Vive L’Empereur by Édouard Detaille

I’ve been digging into the family history of my wife Stephanie, a Meehl from North East, Pennsylvania. To aid my research, her family gave me a copy of two articles detailing the history of the Meehl family first published in the North East Breeze in the 1930s. The first of these articles covers a family legend which the Meehl clan has passed down from generation to generation.

It goes something like this—Michael Meehl, the earliest Meehl ancestor to come to North East in 1865 (after living in Erie County, New York for approximately 35 years), had a father, Jacques de Mealle, who was a captain in Napoleon’s army during the disastrous Moscow campaign of 1812. Also, according to the legend, Jacques had two brothers, James and Louis, who, at 6 feet and 11 inches tall, were bodyguards for the Little Emperor himself. All three survived the Russian campaign and lived to tell the tale.

If the prestige of the above-mentioned Meehls wasn’t enough to stoke the family pride, the article assures us that the de Mealles were “an important people in France” and briefly mentions some 17th and 18th century adventures of the family in the New World. We are told that they were “sent” there to help with the colonization of the new French settlements. Whether these de Mealles stayed in the New World or traveled back to France is not mentioned. So from this story we cannot tell whether Jacques and Michael were descended from these particular de Mealles or from another branch that remained in France.
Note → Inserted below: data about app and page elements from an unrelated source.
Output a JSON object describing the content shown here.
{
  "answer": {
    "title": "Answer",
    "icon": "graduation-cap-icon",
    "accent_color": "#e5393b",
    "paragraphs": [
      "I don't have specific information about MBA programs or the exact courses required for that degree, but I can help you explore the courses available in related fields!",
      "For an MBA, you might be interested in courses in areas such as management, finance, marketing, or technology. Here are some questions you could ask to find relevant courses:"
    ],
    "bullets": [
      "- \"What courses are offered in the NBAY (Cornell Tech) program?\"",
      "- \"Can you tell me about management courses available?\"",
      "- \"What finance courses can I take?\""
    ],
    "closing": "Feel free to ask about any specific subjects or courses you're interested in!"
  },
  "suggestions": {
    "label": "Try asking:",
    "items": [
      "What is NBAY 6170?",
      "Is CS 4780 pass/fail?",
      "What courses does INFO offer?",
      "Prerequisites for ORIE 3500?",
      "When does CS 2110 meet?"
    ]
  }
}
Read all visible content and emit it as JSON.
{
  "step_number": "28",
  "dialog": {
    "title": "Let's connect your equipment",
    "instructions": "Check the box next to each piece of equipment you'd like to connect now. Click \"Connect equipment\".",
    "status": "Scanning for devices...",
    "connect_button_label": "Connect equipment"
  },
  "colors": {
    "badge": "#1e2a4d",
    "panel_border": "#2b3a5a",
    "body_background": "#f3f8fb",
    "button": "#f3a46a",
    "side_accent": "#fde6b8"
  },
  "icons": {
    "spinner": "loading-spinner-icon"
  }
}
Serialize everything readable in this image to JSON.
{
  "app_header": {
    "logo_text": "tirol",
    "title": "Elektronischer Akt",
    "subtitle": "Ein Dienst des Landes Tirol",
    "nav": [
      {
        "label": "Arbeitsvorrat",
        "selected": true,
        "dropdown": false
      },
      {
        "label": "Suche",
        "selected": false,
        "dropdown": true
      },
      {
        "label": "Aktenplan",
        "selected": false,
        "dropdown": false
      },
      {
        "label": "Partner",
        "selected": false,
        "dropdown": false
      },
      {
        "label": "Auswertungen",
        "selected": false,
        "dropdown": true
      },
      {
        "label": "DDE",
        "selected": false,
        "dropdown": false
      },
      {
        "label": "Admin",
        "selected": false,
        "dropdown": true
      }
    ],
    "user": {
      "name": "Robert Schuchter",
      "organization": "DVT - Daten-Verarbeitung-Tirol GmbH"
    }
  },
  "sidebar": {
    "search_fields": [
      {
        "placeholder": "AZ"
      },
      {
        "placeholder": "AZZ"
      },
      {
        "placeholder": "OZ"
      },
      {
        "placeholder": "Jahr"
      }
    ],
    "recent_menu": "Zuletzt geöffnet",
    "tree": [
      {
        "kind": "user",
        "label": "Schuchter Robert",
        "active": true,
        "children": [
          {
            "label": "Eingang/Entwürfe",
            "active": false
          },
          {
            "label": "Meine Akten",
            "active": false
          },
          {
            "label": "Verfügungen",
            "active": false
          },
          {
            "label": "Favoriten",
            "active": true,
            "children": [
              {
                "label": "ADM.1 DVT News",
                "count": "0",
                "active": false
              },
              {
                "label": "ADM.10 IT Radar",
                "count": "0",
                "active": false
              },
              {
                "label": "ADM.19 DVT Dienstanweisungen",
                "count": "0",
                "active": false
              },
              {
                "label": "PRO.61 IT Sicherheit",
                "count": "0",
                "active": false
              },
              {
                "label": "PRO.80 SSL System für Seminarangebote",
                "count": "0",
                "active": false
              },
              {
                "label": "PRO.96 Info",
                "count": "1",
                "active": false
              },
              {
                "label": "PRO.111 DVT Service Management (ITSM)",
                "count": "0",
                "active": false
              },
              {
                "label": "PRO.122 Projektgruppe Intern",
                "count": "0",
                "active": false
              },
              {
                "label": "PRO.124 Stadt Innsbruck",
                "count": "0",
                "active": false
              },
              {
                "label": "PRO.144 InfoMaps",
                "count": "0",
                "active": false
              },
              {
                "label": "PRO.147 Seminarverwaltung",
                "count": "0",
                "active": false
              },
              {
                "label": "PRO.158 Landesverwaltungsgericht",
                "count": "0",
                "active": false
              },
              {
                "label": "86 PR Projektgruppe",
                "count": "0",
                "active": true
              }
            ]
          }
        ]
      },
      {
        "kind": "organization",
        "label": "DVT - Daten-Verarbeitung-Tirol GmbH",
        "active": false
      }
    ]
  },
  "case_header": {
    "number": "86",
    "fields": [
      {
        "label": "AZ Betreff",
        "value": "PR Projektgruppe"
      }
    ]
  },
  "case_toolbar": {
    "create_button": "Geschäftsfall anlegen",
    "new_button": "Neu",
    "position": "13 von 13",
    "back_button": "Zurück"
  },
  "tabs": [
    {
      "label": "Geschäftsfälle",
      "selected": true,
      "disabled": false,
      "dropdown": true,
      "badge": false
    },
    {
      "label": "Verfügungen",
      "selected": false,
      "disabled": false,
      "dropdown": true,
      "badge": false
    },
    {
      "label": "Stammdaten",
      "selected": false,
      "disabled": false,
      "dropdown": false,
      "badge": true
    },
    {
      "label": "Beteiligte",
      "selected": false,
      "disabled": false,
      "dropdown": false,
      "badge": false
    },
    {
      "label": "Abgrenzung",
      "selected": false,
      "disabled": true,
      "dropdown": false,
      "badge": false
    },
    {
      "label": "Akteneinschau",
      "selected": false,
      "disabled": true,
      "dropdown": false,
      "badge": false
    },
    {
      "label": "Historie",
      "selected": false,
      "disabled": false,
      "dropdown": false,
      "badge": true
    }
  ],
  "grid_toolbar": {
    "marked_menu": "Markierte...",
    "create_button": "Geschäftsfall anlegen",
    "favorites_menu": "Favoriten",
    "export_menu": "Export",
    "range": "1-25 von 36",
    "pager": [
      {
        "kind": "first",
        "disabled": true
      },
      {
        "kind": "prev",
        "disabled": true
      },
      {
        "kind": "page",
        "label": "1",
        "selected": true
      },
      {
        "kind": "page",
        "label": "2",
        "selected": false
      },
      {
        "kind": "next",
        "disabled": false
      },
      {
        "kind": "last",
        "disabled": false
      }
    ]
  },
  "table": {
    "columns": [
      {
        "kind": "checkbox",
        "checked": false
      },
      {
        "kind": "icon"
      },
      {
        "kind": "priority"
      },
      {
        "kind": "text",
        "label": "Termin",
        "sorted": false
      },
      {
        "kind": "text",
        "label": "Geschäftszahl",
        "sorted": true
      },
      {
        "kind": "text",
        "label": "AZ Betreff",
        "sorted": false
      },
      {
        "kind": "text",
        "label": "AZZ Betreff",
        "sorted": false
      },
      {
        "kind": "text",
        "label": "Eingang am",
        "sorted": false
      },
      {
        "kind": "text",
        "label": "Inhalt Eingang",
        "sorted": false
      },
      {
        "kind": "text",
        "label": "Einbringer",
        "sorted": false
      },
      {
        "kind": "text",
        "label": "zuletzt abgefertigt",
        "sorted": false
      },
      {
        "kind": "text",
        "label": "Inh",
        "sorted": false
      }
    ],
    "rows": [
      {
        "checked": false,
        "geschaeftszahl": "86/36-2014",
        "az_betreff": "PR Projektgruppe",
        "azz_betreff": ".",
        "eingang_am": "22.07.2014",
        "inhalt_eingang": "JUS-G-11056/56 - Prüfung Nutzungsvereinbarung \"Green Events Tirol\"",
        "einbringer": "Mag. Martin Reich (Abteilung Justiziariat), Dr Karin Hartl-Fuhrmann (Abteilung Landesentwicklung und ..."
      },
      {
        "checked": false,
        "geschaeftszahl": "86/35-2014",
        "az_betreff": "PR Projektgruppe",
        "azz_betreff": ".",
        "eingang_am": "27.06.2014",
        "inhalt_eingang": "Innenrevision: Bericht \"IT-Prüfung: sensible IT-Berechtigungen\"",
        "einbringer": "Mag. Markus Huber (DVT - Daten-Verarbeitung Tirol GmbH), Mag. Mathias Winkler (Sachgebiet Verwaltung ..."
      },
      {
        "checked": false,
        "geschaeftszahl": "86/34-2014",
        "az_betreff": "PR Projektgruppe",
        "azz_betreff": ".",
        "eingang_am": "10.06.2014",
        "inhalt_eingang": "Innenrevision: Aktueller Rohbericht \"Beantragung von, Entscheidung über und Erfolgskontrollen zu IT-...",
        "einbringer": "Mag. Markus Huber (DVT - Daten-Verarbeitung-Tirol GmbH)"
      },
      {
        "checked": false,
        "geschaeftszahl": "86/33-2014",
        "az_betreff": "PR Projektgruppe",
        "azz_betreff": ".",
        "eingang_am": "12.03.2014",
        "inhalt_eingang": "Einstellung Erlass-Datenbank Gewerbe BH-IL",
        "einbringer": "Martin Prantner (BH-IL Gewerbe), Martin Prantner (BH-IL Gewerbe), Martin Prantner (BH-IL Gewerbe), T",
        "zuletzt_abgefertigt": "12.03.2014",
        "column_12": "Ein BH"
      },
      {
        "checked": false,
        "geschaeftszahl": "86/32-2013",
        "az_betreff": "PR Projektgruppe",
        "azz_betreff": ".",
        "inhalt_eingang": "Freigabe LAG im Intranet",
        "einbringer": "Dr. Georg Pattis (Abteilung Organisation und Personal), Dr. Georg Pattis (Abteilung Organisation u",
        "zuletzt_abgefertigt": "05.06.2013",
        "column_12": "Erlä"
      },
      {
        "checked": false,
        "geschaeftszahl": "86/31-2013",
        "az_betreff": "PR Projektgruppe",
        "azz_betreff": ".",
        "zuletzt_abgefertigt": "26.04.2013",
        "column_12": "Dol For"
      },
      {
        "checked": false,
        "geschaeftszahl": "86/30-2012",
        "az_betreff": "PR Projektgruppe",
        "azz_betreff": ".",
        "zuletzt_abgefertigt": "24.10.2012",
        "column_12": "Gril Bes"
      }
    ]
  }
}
We’re also never told why Michael, a scion of such a noteworthy family, emigrated to America, only that the de Mealles were well off and were able to live in some comfort (which makes one wonder why Michael emigrated at all).

Additionally, this first article states that Michael Meehl was born in 1807 in San Quintain, France. Using this information about his birth and his father’s name, Jacques de Mealle, I spent countless hours scouring the internet for records. I never found any.

Repeatedly frustrated by my lack of progress, I started my search over from scratch. I worked from the present backward in time to build the Meehl family tree. All of the records and clues found along the way eventually led me to the truth. And it turns out that Jacques de Mealle and his impossibly tall brothers are, in fact, pure fiction. Who knows how these stories started and took root. They were the creations of some mischievous prankster perhaps. Regardless of their origins, this legend, like many family legends, has withered under the eye of scrutiny.

That said, the second of the North East Breeze articles was tremendously helpful with information about the family after their arrival in America. But most everything said about the family in the first article is nothing but good old-fashioned yarn spinning.

Over the course of the next several posts, I plan on laying out in detail how I discovered Michael Meehl’s actual parents—George Meehl and Anne Wolff, his place of birth—Geudertheim, Bas-Rhin, Alsace, France, and the original surname of the family—Mühl. There are descendants out there still looking for Jacques de Mealle, but they’ll never find him. I want to set the record straight in the hopes that they will stumble upon these posts and learn the true origins of the Meehls.